- English. We have to take at least one English class, and so far there appears to be no way to test out of the requirement. This is a class on reading short prose and writing. And from the textbooks required it appears we’ll mostly be reading Canadian writers, so it is interesting to me in the same way the Canadian Art class is. I signed up for an online only version of this class, so it won’t conflict with the other two classes, but it does take all of the summer semester to complete it.
That’s the summer course plan. The fall schedule hasn’t completely firmed up yet, so it stays a bowl of semi-set jello until I get through registration and see what is actually available.
Finally, the other thing I can share with you this week is this lovely picture taken from my new commute:
I think you can click on that image for a larger version. That’s quite a view. The new commute from North Vancouver involves a bus to Lonsdale Quay, then the SeaBus to get across the harbour (it’s a large capacity catamaran, as far as I can tell, and it goes back & forth every 30 minutes for most of the day), then the SkyTrain down to the station near the school, and a short walk. It’s not a bad commute, actually.
There is an alternative route that puts me on a bus over the Lion’s Gate Bridge instead of on the SeaBus, but I’ve tried it and that bus is packed full for the entire trip. The SeaBus is much nicer. Still, the regular bus is an option if the SeaBus isn’t operating for some reason.
In that photo you can see “the lions”, which are the two snow covered peaks above and to the left of the tanker ship’s bridge. Apparently the indigenous people called them “the sisters”, and I think their name is better. (The CBC ran a story saying that someone decided they needed to be called “the lions” to name them after the bridge and somehow that stuck.)
Also in that picture is the ship Cymona Iron.

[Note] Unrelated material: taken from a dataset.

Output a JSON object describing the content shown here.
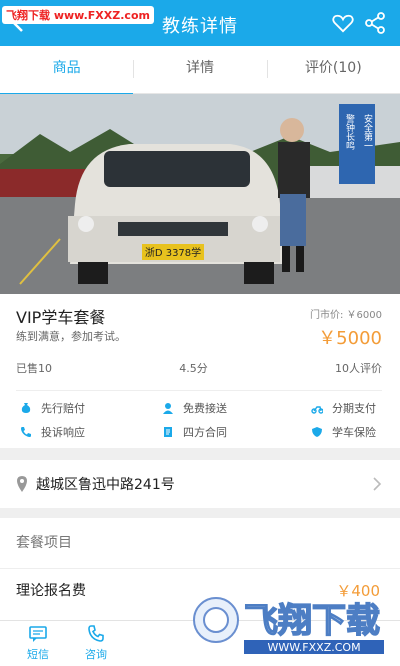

You can google that name to find all kinds of information except what it carries. It’s described as a bulk carrier, but of what they don’t say. That ship’s been in the harbour for some time now, completely empty. It’ll be interesting to see when it leaves.
Anyway, it’s a really nice commute. A bit longer than the last one — probably 75 minutes or so, on average, depending on how well I time my arrival at the various bus stops and SeaBus terminal. But I’ll get some nice headphones and buy books for my e-reader and there will be plenty to do. And anything is better than driving around downtown every day.
Other than the links — below — that’s it for this week. I hope everyone is doing well and enjoying life. More news next week!
- I tripped over this while scrolling through my G+ feed. (Yes, I still use G+. I find that if you select the right people to follow there is a lot of good stuff in it. I think of it as a news source these days. And for some things, it works well.) Anyway, the story here is about a young reporter in Belarus just before 9/11, and the huge slew of assumptions we make as Americans looking at the world. And the very first assumption that many will make is from the source of this article: Buzzfeed. But this is not click bait, it’s serious writing. Buzzfeed, it turns out, has built up a significant journalism section, and produces some very good work. I guess the listicles pay for it. Anyway, this is worth a read:
This Is What It Was Like Learning To Report Before Fake News Was The Biggest Problem In The World
The end of history - that is, the American 1990s - came for a handful of reporters in Belarus, where the big story of…
- The usual index of art school posts and other things here on Medium, because Medium’s display isn’t chronological, as far as I can tell.